## What to work on
For each line below that holds "kind", return the line as it stands.

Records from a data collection
- - - -

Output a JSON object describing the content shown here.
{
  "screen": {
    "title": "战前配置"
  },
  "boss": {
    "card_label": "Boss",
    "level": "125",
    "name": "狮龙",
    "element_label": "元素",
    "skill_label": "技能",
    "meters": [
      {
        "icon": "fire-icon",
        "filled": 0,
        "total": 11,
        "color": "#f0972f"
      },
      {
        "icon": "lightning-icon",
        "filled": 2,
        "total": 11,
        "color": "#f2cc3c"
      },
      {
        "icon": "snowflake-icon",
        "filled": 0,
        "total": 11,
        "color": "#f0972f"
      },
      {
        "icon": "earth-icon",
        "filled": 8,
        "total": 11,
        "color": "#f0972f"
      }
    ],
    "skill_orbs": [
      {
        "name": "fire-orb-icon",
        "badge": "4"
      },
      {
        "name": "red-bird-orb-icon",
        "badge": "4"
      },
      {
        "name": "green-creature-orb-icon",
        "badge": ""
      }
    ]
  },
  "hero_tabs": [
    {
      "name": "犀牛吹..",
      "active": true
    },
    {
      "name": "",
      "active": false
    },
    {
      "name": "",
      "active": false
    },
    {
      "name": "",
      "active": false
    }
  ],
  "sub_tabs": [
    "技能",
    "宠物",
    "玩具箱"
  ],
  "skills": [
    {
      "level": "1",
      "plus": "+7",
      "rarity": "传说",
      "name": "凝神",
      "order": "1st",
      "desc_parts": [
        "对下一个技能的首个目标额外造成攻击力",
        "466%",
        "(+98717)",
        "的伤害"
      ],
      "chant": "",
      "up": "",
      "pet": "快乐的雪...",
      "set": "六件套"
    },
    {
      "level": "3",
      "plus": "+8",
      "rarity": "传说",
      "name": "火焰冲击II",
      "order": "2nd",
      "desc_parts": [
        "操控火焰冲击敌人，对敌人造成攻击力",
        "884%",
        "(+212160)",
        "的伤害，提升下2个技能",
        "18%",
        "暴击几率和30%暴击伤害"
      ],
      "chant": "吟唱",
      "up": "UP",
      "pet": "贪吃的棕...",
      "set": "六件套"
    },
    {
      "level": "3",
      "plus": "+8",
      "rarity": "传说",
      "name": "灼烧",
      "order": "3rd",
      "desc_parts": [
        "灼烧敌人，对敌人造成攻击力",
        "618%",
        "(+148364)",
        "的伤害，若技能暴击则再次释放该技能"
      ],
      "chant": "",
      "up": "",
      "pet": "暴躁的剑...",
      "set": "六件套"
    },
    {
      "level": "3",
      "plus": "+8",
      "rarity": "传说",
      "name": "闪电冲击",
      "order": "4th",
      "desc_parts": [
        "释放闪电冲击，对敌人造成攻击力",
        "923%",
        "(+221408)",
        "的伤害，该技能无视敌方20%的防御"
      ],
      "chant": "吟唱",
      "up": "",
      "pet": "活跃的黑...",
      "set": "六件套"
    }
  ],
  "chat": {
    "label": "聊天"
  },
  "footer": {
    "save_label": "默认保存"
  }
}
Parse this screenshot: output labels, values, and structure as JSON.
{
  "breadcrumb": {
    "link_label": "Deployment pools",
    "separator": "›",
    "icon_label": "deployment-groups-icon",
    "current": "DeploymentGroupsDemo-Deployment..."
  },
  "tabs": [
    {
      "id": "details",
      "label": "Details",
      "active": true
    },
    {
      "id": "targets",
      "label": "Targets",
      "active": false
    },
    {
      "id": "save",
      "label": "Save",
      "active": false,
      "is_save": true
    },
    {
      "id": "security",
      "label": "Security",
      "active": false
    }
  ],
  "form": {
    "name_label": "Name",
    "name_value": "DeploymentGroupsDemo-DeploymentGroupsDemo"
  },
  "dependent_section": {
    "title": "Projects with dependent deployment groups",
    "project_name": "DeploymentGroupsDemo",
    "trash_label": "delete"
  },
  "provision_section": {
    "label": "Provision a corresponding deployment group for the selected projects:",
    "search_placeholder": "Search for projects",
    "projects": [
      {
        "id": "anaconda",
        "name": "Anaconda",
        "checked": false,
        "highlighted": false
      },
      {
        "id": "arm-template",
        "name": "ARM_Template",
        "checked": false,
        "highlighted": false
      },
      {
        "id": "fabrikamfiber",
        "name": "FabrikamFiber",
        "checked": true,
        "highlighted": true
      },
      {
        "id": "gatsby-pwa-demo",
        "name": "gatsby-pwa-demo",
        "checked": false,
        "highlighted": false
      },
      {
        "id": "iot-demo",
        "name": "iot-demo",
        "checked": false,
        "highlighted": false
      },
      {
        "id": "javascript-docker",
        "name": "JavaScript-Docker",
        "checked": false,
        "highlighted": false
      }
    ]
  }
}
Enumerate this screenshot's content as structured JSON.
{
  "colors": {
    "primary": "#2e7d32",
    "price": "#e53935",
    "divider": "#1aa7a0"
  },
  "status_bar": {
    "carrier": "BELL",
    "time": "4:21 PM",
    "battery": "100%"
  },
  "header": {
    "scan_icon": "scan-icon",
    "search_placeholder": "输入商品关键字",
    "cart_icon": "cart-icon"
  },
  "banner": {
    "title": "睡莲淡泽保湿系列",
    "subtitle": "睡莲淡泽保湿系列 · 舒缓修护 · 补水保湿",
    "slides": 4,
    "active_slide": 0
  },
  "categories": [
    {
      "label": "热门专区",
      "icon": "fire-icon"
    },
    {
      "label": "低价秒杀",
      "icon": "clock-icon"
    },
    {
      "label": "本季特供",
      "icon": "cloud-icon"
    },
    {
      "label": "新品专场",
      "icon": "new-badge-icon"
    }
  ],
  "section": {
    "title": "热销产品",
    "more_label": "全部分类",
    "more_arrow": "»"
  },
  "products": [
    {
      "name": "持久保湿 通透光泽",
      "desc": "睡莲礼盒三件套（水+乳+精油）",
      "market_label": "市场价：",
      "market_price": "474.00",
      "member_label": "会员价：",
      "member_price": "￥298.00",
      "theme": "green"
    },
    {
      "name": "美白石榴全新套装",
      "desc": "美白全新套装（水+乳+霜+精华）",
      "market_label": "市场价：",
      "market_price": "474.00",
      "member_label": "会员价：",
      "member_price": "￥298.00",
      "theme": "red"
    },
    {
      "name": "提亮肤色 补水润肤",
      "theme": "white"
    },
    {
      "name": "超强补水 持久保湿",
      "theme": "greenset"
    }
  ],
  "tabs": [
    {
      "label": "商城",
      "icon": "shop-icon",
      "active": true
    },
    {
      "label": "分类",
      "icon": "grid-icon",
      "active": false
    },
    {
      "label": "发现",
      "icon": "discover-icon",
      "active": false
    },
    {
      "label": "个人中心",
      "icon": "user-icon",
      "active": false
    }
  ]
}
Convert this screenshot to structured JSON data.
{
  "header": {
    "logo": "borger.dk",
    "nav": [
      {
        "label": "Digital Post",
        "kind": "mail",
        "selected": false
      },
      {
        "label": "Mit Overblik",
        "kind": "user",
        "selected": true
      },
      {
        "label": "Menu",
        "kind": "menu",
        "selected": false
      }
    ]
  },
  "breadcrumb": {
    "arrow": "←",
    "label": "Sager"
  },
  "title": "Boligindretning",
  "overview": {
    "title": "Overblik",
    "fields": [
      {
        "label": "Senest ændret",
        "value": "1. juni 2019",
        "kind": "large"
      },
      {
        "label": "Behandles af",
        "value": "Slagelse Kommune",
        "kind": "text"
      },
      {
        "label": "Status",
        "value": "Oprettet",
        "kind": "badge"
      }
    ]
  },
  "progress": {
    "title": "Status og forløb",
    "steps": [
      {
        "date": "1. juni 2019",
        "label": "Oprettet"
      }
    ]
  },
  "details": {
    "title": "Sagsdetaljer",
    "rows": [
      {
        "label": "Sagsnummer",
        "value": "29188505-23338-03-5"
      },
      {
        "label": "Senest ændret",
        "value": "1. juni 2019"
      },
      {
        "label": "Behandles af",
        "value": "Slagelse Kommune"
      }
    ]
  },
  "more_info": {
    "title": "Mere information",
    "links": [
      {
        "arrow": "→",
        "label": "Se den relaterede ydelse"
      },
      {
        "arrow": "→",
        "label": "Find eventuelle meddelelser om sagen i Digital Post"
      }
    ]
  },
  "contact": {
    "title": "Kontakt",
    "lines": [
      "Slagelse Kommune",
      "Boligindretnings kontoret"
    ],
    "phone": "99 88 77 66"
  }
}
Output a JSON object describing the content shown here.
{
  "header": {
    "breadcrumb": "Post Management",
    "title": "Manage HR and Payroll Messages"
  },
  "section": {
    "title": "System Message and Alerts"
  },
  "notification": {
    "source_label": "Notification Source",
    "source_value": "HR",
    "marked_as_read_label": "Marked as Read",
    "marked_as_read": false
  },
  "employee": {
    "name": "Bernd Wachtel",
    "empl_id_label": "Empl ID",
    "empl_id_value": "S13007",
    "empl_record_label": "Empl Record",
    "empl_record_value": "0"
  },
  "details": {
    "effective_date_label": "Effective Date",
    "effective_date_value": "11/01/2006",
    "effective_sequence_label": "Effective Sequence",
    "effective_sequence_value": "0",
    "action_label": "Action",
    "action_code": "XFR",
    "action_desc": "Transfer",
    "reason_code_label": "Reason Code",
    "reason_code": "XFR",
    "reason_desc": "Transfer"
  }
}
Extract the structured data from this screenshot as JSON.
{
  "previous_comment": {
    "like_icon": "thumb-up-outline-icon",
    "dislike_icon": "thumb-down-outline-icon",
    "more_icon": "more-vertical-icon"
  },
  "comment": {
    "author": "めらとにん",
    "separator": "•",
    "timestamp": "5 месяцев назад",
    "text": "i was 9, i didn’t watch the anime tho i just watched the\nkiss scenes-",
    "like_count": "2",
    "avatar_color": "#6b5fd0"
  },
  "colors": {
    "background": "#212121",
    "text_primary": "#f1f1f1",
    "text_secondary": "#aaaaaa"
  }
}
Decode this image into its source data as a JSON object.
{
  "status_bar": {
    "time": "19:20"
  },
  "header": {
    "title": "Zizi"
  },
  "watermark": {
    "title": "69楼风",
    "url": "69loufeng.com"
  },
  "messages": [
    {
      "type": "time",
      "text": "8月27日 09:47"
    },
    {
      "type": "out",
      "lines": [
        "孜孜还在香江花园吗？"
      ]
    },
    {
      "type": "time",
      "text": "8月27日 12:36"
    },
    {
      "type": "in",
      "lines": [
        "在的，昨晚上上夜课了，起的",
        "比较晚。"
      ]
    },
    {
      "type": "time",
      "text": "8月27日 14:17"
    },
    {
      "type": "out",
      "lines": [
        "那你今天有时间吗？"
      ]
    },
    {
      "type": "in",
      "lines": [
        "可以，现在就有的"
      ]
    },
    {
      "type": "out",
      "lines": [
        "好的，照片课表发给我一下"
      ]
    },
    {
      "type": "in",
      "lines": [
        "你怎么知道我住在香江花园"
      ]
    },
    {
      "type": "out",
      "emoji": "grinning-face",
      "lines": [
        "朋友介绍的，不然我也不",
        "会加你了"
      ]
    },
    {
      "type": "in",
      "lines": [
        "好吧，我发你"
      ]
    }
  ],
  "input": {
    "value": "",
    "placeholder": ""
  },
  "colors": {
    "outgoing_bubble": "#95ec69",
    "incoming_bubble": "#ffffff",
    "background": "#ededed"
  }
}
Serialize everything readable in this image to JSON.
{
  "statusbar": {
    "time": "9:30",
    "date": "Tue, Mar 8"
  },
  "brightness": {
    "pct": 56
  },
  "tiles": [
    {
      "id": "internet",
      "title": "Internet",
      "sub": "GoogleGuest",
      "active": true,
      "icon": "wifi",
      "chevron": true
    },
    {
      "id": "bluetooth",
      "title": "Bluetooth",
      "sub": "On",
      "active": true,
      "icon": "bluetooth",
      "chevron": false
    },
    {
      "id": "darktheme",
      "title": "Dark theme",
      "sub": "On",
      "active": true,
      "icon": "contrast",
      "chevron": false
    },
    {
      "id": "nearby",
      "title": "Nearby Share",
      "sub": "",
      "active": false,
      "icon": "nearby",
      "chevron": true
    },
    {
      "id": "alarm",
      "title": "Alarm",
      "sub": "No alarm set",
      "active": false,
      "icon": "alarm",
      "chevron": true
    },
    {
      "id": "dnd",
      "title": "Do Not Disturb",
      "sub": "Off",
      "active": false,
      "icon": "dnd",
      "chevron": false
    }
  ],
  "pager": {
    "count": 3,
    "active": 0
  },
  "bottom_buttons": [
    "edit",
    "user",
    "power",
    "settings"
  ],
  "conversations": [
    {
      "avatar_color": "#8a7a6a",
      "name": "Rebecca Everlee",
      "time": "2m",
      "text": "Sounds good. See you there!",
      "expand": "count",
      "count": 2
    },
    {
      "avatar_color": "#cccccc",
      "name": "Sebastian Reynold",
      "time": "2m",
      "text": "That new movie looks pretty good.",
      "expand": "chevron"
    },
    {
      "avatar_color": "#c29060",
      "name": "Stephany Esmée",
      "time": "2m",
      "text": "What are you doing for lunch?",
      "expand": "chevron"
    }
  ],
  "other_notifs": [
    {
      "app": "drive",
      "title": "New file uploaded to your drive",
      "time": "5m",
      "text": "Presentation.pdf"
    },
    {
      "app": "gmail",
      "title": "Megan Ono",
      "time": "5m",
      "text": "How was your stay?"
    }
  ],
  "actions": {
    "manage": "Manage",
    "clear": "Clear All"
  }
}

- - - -

## Exercise result
        "kind": "mail",
        "kind": "user",
        "kind": "menu",
        "kind": "large"
        "kind": "text"
        "kind": "badge"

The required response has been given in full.